- [Data excerpts]
────────────────

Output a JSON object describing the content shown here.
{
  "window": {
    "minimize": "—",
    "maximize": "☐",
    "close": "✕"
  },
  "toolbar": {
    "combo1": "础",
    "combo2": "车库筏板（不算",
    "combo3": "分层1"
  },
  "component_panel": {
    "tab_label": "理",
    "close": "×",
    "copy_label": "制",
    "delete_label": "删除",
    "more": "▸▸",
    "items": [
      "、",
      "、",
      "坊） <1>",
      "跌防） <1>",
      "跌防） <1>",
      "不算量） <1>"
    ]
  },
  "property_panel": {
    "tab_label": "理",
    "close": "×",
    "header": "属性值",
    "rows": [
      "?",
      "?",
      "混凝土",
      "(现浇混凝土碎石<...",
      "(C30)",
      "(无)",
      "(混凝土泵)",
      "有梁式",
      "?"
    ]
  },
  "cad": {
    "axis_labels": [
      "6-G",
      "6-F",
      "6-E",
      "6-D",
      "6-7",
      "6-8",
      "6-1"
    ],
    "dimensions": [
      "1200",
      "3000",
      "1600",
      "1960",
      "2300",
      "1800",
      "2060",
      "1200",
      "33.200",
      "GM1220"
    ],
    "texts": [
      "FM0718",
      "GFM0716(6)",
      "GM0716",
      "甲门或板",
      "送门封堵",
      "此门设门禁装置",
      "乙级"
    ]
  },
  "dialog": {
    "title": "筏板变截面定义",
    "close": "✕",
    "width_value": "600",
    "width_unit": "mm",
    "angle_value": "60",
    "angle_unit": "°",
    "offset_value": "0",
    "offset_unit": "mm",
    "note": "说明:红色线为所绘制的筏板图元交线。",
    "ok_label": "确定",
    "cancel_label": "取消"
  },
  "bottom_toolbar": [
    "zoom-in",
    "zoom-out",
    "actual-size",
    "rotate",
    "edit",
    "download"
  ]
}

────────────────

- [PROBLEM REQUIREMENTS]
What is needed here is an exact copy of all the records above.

- [RESPONSE]
Output a JSON object describing the content shown here.
{
  "window": {
    "minimize": "—",
    "maximize": "☐",
    "close": "✕"
  },
  "toolbar": {
    "combo1": "础",
    "combo2": "车库筏板（不算",
    "combo3": "分层1"
  },
  "component_panel": {
    "tab_label": "理",
    "close": "×",
    "copy_label": "制",
    "delete_label": "删除",
    "more": "▸▸",
    "items": [
      "、",
      "、",
      "坊） <1>",
      "跌防） <1>",
      "跌防） <1>",
      "不算量） <1>"
    ]
  },
  "property_panel": {
    "tab_label": "理",
    "close": "×",
    "header": "属性值",
    "rows": [
      "?",
      "?",
      "混凝土",
      "(现浇混凝土碎石<...",
      "(C30)",
      "(无)",
      "(混凝土泵)",
      "有梁式",
      "?"
    ]
  },
  "cad": {
    "axis_labels": [
      "6-G",
      "6-F",
      "6-E",
      "6-D",
      "6-7",
      "6-8",
      "6-1"
    ],
    "dimensions": [
      "1200",
      "3000",
      "1600",
      "1960",
      "2300",
      "1800",
      "2060",
      "1200",
      "33.200",
      "GM1220"
    ],
    "texts": [
      "FM0718",
      "GFM0716(6)",
      "GM0716",
      "甲门或板",
      "送门封堵",
      "此门设门禁装置",
      "乙级"
    ]
  },
  "dialog": {
    "title": "筏板变截面定义",
    "close": "✕",
    "width_value": "600",
    "width_unit": "mm",
    "angle_value": "60",
    "angle_unit": "°",
    "offset_value": "0",
    "offset_unit": "mm",
    "note": "说明:红色线为所绘制的筏板图元交线。",
    "ok_label": "确定",
    "cancel_label": "取消"
  },
  "bottom_toolbar": [
    "zoom-in",
    "zoom-out",
    "actual-size",
    "rotate",
    "edit",
    "download"
  ]
}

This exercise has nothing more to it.